Information:
—————

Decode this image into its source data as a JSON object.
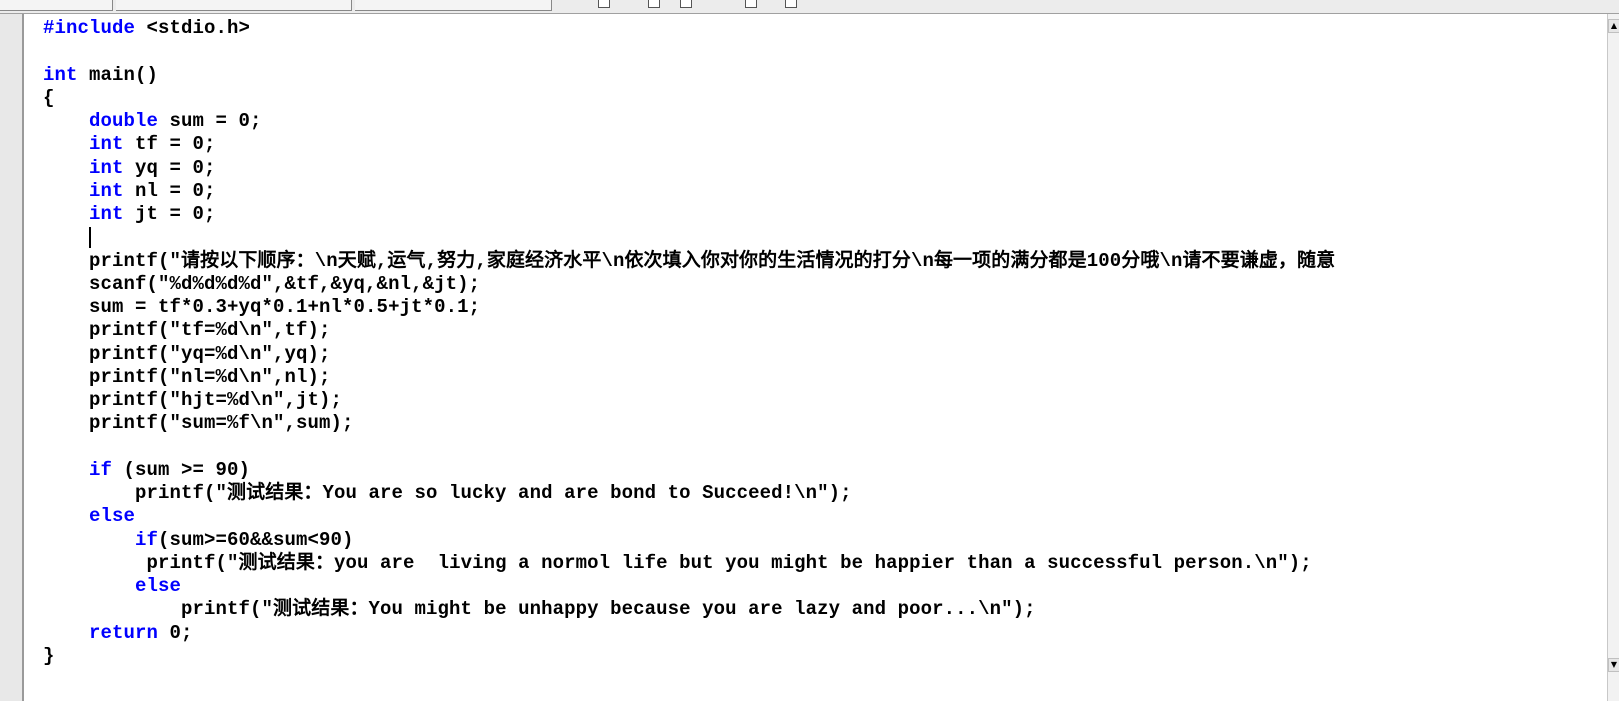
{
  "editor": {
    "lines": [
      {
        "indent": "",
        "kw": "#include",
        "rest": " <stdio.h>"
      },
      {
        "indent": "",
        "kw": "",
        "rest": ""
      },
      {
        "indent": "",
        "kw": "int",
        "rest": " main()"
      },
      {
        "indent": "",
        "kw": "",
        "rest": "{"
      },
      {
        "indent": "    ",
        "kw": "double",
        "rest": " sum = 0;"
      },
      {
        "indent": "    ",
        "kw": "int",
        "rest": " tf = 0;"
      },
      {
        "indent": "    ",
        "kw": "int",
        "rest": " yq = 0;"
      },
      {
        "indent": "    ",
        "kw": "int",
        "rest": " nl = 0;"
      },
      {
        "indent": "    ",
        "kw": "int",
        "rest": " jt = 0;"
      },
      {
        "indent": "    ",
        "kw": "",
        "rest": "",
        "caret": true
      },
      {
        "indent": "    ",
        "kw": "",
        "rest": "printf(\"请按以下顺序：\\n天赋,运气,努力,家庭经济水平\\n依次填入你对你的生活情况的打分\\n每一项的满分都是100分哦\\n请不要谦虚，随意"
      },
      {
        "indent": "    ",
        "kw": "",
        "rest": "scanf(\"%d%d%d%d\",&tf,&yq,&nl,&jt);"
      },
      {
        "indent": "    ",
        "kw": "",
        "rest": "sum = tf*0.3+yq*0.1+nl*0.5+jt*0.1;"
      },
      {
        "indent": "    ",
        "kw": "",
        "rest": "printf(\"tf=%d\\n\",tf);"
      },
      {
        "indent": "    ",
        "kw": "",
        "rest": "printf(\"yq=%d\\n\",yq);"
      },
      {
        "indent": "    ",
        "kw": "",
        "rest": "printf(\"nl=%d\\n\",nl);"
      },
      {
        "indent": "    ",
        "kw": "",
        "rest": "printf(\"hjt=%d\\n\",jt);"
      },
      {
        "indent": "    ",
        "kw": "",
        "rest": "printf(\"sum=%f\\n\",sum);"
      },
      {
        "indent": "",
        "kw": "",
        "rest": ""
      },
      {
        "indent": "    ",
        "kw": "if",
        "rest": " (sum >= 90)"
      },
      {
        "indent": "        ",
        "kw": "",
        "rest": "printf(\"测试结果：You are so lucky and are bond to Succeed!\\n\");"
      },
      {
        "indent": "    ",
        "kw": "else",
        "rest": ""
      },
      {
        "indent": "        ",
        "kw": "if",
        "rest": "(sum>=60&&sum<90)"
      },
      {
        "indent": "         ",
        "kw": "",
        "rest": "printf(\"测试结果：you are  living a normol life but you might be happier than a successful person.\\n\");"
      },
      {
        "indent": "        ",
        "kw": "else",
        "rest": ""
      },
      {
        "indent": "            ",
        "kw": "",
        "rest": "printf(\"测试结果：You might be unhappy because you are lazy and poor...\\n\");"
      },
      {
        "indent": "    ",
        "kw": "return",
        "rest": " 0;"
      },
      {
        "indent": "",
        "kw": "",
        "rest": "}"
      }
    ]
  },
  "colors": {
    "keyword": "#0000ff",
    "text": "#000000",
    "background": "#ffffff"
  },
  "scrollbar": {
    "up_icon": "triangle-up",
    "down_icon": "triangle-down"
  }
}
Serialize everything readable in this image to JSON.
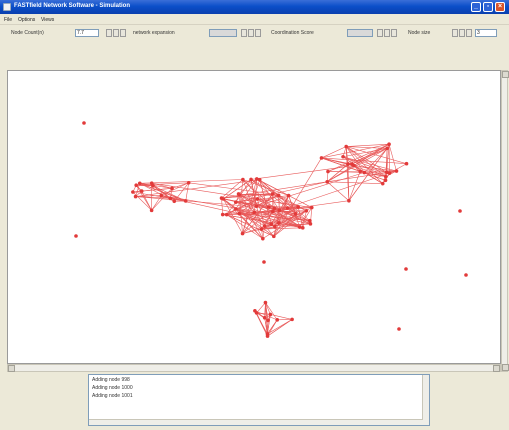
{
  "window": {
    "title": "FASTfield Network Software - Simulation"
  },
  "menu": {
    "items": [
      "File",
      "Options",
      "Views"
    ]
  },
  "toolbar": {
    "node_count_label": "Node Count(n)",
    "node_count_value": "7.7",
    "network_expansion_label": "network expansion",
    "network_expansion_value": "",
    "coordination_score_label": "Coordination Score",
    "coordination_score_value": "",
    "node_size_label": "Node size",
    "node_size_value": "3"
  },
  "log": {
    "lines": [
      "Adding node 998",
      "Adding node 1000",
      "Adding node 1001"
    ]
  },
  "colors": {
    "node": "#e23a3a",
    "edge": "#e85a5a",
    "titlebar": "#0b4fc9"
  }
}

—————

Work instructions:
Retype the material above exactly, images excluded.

Output for this exercise:
Decode this image into its source data as a JSON object.
{
  "editor": {
    "lines": [
      {
        "indent": "",
        "kw": "#include",
        "rest": " <stdio.h>"
      },
      {
        "indent": "",
        "kw": "",
        "rest": ""
      },
      {
        "indent": "",
        "kw": "int",
        "rest": " main()"
      },
      {
        "indent": "",
        "kw": "",
        "rest": "{"
      },
      {
        "indent": "    ",
        "kw": "double",
        "rest": " sum = 0;"
      },
      {
        "indent": "    ",
        "kw": "int",
        "rest": " tf = 0;"
      },
      {
        "indent": "    ",
        "kw": "int",
        "rest": " yq = 0;"
      },
      {
        "indent": "    ",
        "kw": "int",
        "rest": " nl = 0;"
      },
      {
        "indent": "    ",
        "kw": "int",
        "rest": " jt = 0;"
      },
      {
        "indent": "    ",
        "kw": "",
        "rest": "",
        "caret": true
      },
      {
        "indent": "    ",
        "kw": "",
        "rest": "printf(\"请按以下顺序：\\n天赋,运气,努力,家庭经济水平\\n依次填入你对你的生活情况的打分\\n每一项的满分都是100分哦\\n请不要谦虚，随意"
      },
      {
        "indent": "    ",
        "kw": "",
        "rest": "scanf(\"%d%d%d%d\",&tf,&yq,&nl,&jt);"
      },
      {
        "indent": "    ",
        "kw": "",
        "rest": "sum = tf*0.3+yq*0.1+nl*0.5+jt*0.1;"
      },
      {
        "indent": "    ",
        "kw": "",
        "rest": "printf(\"tf=%d\\n\",tf);"
      },
      {
        "indent": "    ",
        "kw": "",
        "rest": "printf(\"yq=%d\\n\",yq);"
      },
      {
        "indent": "    ",
        "kw": "",
        "rest": "printf(\"nl=%d\\n\",nl);"
      },
      {
        "indent": "    ",
        "kw": "",
        "rest": "printf(\"hjt=%d\\n\",jt);"
      },
      {
        "indent": "    ",
        "kw": "",
        "rest": "printf(\"sum=%f\\n\",sum);"
      },
      {
        "indent": "",
        "kw": "",
        "rest": ""
      },
      {
        "indent": "    ",
        "kw": "if",
        "rest": " (sum >= 90)"
      },
      {
        "indent": "        ",
        "kw": "",
        "rest": "printf(\"测试结果：You are so lucky and are bond to Succeed!\\n\");"
      },
      {
        "indent": "    ",
        "kw": "else",
        "rest": ""
      },
      {
        "indent": "        ",
        "kw": "if",
        "rest": "(sum>=60&&sum<90)"
      },
      {
        "indent": "         ",
        "kw": "",
        "rest": "printf(\"测试结果：you are  living a normol life but you might be happier than a successful person.\\n\");"
      },
      {
        "indent": "        ",
        "kw": "else",
        "rest": ""
      },
      {
        "indent": "            ",
        "kw": "",
        "rest": "printf(\"测试结果：You might be unhappy because you are lazy and poor...\\n\");"
      },
      {
        "indent": "    ",
        "kw": "return",
        "rest": " 0;"
      },
      {
        "indent": "",
        "kw": "",
        "rest": "}"
      }
    ]
  },
  "colors": {
    "keyword": "#0000ff",
    "text": "#000000",
    "background": "#ffffff"
  },
  "scrollbar": {
    "up_icon": "triangle-up",
    "down_icon": "triangle-down"
  }
}
Serialize everything readable in this image to JSON.
{
  "window": {
    "title": "FASTfield Network Software - Simulation"
  },
  "menu": {
    "items": [
      "File",
      "Options",
      "Views"
    ]
  },
  "toolbar": {
    "node_count_label": "Node Count(n)",
    "node_count_value": "7.7",
    "network_expansion_label": "network expansion",
    "network_expansion_value": "",
    "coordination_score_label": "Coordination Score",
    "coordination_score_value": "",
    "node_size_label": "Node size",
    "node_size_value": "3"
  },
  "log": {
    "lines": [
      "Adding node 998",
      "Adding node 1000",
      "Adding node 1001"
    ]
  },
  "colors": {
    "node": "#e23a3a",
    "edge": "#e85a5a",
    "titlebar": "#0b4fc9"
  }
}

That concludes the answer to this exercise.